## [App and web page records]
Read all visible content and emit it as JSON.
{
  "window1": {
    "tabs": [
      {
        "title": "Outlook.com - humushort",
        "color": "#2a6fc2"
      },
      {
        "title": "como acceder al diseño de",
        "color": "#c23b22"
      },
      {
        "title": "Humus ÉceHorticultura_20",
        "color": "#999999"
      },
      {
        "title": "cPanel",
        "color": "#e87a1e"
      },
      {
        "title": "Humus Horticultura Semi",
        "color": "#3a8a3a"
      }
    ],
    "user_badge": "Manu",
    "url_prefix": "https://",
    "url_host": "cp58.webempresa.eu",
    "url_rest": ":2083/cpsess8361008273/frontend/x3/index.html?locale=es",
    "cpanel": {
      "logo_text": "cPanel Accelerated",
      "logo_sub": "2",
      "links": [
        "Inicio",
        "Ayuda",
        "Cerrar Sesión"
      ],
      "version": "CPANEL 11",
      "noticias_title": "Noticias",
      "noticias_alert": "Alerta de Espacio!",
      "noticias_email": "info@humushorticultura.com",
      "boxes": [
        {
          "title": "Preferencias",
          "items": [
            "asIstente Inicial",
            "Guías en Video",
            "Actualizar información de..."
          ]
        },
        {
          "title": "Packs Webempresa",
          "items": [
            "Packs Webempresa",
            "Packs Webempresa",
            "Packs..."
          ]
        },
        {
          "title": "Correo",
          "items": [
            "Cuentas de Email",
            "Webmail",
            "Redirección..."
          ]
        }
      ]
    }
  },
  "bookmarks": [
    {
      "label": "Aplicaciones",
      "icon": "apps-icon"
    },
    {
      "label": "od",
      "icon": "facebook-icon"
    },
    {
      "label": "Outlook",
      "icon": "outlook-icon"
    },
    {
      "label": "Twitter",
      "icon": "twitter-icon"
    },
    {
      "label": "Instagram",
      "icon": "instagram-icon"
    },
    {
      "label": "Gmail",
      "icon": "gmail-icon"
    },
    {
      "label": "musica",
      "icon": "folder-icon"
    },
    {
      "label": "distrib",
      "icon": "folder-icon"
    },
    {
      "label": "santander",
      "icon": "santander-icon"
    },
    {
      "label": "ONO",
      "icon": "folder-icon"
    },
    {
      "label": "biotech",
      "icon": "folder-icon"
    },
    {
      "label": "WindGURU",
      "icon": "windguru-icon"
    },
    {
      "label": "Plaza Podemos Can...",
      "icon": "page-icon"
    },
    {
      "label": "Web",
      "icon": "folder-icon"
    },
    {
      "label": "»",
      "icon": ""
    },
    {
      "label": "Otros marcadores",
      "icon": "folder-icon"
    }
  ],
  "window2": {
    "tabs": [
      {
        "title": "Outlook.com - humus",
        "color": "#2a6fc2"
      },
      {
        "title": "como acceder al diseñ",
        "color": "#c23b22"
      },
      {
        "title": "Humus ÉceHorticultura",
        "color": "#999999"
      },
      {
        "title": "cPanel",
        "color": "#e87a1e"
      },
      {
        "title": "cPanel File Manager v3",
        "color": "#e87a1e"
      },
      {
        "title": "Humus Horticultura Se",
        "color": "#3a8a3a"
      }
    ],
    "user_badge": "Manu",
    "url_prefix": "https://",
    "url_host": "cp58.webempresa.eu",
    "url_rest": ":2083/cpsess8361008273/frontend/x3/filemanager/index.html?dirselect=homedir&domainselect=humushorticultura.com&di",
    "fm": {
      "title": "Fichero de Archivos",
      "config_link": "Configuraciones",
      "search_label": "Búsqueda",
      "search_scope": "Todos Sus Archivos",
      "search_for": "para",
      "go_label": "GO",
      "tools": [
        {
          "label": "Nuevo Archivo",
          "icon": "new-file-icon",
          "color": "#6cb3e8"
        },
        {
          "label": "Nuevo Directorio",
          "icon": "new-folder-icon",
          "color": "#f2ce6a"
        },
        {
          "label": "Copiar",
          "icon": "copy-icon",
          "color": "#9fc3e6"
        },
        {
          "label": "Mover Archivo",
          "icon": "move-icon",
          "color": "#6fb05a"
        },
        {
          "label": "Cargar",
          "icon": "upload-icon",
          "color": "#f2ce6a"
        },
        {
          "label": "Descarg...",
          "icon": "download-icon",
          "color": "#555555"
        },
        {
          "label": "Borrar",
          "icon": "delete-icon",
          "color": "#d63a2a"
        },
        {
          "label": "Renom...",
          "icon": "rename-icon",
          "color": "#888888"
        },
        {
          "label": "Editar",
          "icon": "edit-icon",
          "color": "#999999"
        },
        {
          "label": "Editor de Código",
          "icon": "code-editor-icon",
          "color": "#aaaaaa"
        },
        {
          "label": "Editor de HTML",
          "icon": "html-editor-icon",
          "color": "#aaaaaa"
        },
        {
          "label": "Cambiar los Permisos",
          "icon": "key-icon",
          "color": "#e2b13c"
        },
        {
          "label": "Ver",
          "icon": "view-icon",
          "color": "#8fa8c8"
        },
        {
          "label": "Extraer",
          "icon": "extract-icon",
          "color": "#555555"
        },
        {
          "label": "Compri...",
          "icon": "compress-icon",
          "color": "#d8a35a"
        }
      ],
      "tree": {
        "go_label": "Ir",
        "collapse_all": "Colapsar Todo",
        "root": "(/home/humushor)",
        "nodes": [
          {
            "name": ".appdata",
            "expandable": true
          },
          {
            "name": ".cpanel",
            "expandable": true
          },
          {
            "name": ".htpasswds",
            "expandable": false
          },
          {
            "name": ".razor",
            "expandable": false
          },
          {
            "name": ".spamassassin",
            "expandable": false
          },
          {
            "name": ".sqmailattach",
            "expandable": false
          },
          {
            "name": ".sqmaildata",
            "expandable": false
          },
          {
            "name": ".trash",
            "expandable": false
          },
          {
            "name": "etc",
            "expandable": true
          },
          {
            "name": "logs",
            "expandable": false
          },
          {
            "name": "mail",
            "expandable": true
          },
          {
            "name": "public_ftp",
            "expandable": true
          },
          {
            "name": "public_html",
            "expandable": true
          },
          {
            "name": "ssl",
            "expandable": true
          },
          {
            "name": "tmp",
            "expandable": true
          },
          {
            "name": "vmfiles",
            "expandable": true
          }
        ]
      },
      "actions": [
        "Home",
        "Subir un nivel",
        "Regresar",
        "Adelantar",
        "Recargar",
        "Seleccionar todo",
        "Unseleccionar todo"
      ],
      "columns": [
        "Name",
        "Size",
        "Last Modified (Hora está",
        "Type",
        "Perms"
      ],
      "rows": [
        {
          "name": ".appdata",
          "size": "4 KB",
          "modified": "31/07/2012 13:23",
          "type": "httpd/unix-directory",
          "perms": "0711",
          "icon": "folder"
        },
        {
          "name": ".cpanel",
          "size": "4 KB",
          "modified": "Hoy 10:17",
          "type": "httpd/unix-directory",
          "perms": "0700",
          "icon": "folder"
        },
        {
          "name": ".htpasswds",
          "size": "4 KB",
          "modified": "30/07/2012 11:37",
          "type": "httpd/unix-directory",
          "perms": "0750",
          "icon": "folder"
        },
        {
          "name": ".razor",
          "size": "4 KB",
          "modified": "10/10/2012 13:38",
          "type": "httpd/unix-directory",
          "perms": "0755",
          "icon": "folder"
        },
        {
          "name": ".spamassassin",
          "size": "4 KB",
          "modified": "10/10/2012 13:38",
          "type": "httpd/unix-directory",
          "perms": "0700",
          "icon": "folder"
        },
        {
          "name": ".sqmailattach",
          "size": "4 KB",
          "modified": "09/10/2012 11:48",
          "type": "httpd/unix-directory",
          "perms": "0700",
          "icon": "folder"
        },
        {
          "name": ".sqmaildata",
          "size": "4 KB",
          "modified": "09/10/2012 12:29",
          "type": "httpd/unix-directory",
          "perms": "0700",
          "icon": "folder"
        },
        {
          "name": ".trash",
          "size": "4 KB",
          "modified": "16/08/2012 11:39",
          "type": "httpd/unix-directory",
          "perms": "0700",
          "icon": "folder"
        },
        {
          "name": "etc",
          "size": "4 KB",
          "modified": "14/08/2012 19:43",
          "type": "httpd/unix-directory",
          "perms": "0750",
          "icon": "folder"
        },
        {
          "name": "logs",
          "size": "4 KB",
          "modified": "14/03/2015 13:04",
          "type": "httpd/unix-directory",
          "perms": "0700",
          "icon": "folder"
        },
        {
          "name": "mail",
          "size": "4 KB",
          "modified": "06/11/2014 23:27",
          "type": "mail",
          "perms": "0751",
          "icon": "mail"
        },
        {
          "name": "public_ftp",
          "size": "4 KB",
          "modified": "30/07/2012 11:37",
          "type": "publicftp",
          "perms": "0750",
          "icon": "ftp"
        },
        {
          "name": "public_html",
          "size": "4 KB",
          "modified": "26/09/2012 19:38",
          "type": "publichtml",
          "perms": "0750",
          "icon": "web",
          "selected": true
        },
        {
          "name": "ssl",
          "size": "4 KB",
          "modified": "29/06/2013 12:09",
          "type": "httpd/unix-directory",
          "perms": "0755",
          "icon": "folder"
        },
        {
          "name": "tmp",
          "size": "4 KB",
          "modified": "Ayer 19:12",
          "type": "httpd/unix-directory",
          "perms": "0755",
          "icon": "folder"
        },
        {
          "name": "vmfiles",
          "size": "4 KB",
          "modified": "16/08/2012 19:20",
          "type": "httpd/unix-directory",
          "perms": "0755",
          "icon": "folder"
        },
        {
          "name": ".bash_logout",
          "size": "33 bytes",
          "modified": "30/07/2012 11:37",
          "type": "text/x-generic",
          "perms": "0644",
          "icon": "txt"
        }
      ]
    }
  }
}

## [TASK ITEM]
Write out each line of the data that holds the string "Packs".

## [RESULT FOR THIS TASK]
          "title": "Packs Webempresa",
            "Packs Webempresa",
            "Packs Webempresa",
            "Packs..."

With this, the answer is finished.